_TASK OBJECTIVE_
Your task is to extract every entry that follows word for word while excluding the pictures.

Page and application data records
+ + +
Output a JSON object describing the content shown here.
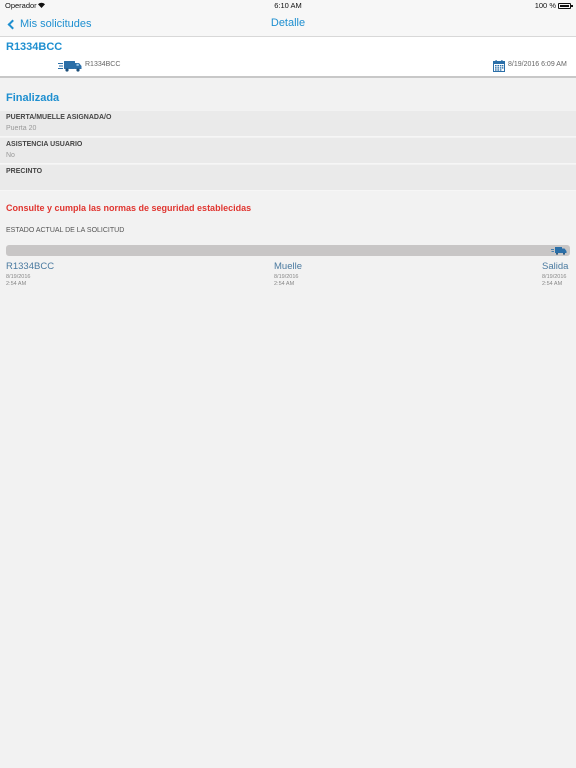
{
  "status_bar": {
    "carrier": "Operador",
    "time": "6:10 AM",
    "battery": "100 %"
  },
  "nav": {
    "back_label": "Mis solicitudes",
    "title": "Detalle"
  },
  "header": {
    "plate": "R1334BCC",
    "truck_plate": "R1334BCC",
    "date": "8/19/2016 6:09 AM"
  },
  "status": "Finalizada",
  "details": [
    {
      "label": "PUERTA/MUELLE ASIGNADA/O",
      "value": "Puerta 20"
    },
    {
      "label": "ASISTENCIA USUARIO",
      "value": "No"
    },
    {
      "label": "PRECINTO",
      "value": ""
    }
  ],
  "warning": "Consulte y cumpla las normas de seguridad establecidas",
  "progress": {
    "title": "ESTADO ACTUAL DE LA SOLICITUD",
    "completion": 1.0,
    "steps": [
      {
        "name": "R1334BCC",
        "date": "8/19/2016",
        "time": "2:54 AM"
      },
      {
        "name": "Muelle",
        "date": "8/19/2016",
        "time": "2:54 AM"
      },
      {
        "name": "Salida",
        "date": "8/19/2016",
        "time": "2:54 AM"
      }
    ]
  },
  "colors": {
    "accent": "#1e8fd0",
    "warning": "#e03530",
    "step_label": "#4a7aa0",
    "background": "#f2f2f2"
  },
  "icons": {
    "back": "chevron-left-icon",
    "wifi": "wifi-icon",
    "battery": "battery-icon",
    "truck": "truck-icon",
    "calendar": "calendar-icon"
  }
}
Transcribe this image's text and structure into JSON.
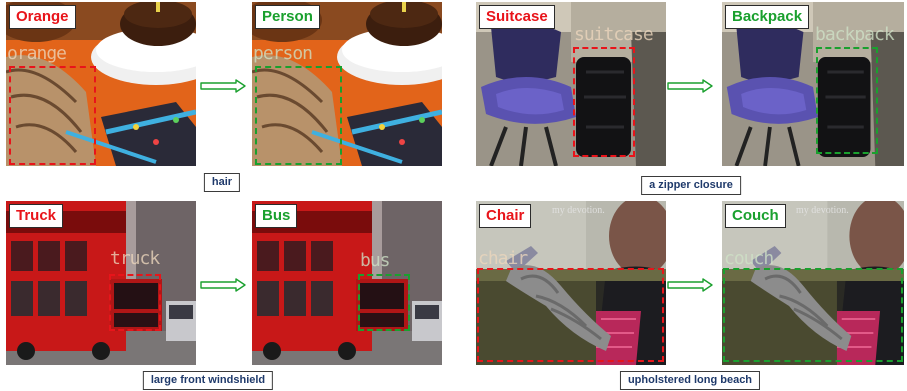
{
  "examples": [
    {
      "original_tag": "Orange",
      "detected_label_orig": "orange",
      "target_tag": "Person",
      "detected_label_target": "person",
      "caption": "hair"
    },
    {
      "original_tag": "Suitcase",
      "detected_label_orig": "suitcase",
      "target_tag": "Backpack",
      "detected_label_target": "backpack",
      "caption": "a zipper closure"
    },
    {
      "original_tag": "Truck",
      "detected_label_orig": "truck",
      "target_tag": "Bus",
      "detected_label_target": "bus",
      "caption": "large front windshield"
    },
    {
      "original_tag": "Chair",
      "detected_label_orig": "chair",
      "target_tag": "Couch",
      "detected_label_target": "couch",
      "caption": "upholstered long beach",
      "watermark": "my devotion."
    }
  ],
  "colors": {
    "original_label": "#e8141a",
    "target_label": "#1aa02e",
    "caption_text": "#1f3a6b"
  },
  "icons": [
    "right-arrow-icon"
  ]
}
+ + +
_RESULT BELOW_
Output a JSON object describing the content shown here.
{
  "status_bar": {
    "carrier": "Operador",
    "time": "6:10 AM",
    "battery": "100 %"
  },
  "nav": {
    "back_label": "Mis solicitudes",
    "title": "Detalle"
  },
  "header": {
    "plate": "R1334BCC",
    "truck_plate": "R1334BCC",
    "date": "8/19/2016 6:09 AM"
  },
  "status": "Finalizada",
  "details": [
    {
      "label": "PUERTA/MUELLE ASIGNADA/O",
      "value": "Puerta 20"
    },
    {
      "label": "ASISTENCIA USUARIO",
      "value": "No"
    },
    {
      "label": "PRECINTO",
      "value": ""
    }
  ],
  "warning": "Consulte y cumpla las normas de seguridad establecidas",
  "progress": {
    "title": "ESTADO ACTUAL DE LA SOLICITUD",
    "completion": 1.0,
    "steps": [
      {
        "name": "R1334BCC",
        "date": "8/19/2016",
        "time": "2:54 AM"
      },
      {
        "name": "Muelle",
        "date": "8/19/2016",
        "time": "2:54 AM"
      },
      {
        "name": "Salida",
        "date": "8/19/2016",
        "time": "2:54 AM"
      }
    ]
  },
  "colors": {
    "accent": "#1e8fd0",
    "warning": "#e03530",
    "step_label": "#4a7aa0",
    "background": "#f2f2f2"
  },
  "icons": {
    "back": "chevron-left-icon",
    "wifi": "wifi-icon",
    "battery": "battery-icon",
    "truck": "truck-icon",
    "calendar": "calendar-icon"
  }
}
Transcribe this image's text and structure into JSON.
{
  "examples": [
    {
      "original_tag": "Orange",
      "detected_label_orig": "orange",
      "target_tag": "Person",
      "detected_label_target": "person",
      "caption": "hair"
    },
    {
      "original_tag": "Suitcase",
      "detected_label_orig": "suitcase",
      "target_tag": "Backpack",
      "detected_label_target": "backpack",
      "caption": "a zipper closure"
    },
    {
      "original_tag": "Truck",
      "detected_label_orig": "truck",
      "target_tag": "Bus",
      "detected_label_target": "bus",
      "caption": "large front windshield"
    },
    {
      "original_tag": "Chair",
      "detected_label_orig": "chair",
      "target_tag": "Couch",
      "detected_label_target": "couch",
      "caption": "upholstered long beach",
      "watermark": "my devotion."
    }
  ],
  "colors": {
    "original_label": "#e8141a",
    "target_label": "#1aa02e",
    "caption_text": "#1f3a6b"
  },
  "icons": [
    "right-arrow-icon"
  ]
}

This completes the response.